Let’s say a company may participate in practices that will create monopolies in a specific industry; individuals or a group of consumers can bring an antitrust case as they were the ones who were forced to pay too much for a product or service because of anti-competitive practices of a seller.
Types of Antitrust Lawsuits
They form when one or more companies have control over a bigger piece in an economic sector. It can also refer to the dominance of an industry or sector by one firm while muscling out the competition.
Regulators also need to ensure that monopolies do not result from a naturally competitive environment and gain market share simply through business acumen and innovation.
It occurs when competitors agree on a specific price range, or they will raise the price of the goods or services that they offer.
The price must be determined naturally by market forces rather than a company setting it intentionally.
It is where competitors agree in advance with the others who will give the winning bid.

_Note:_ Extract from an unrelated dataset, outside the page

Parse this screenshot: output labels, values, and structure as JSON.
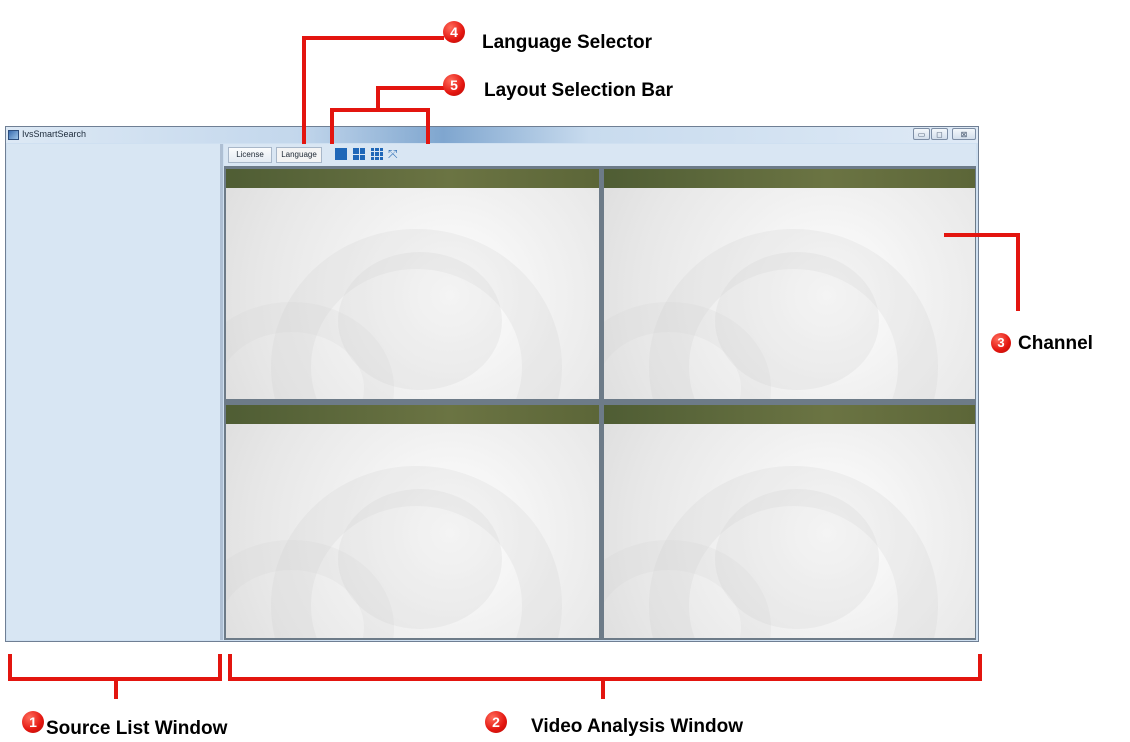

There are also different types of bid-rigging:
When a competitor stops or withdraws their bid so that a designated winner’s bid wins, that is called Bid Suppression.
Complementary Bidding or Cover or Courtesy Bidding occurs when competitors agree to submit abnormally high bids for the buyer or special provisions are included in the bid that nullifies other bids.
When competitors take turns to be the lowest bidder on different contract specifications, like contract sizes and volumes, then it is called Bid Rotations.
This happens when a buyer gets their supplies from only one supplier.
Tying or bundling arrangement
It happens when a company conditions the sale of a product or a service on the purchase of a second item.
Agreement to divide markets
Companies agree to only sell to a particular group of customers or in specific parts of a country.
This happens when charging different prices does not happen automatically or per se violation of antitrust laws unless it affects competition.
Let’s say a seller gives rebates or promotions only to particular customers or offers lower prices in some locations; it affects competition.
Editor’s Note on Antitrust Laws & Antitrust Lawsuits:
This class action and lawsuit guide is created to inform you about the American Antitrust Laws.
If you have questions regarding this piece or feel like you are eligible to file a lawsuit that you need help with, please tell us about it and send us a message! We would be glad to help!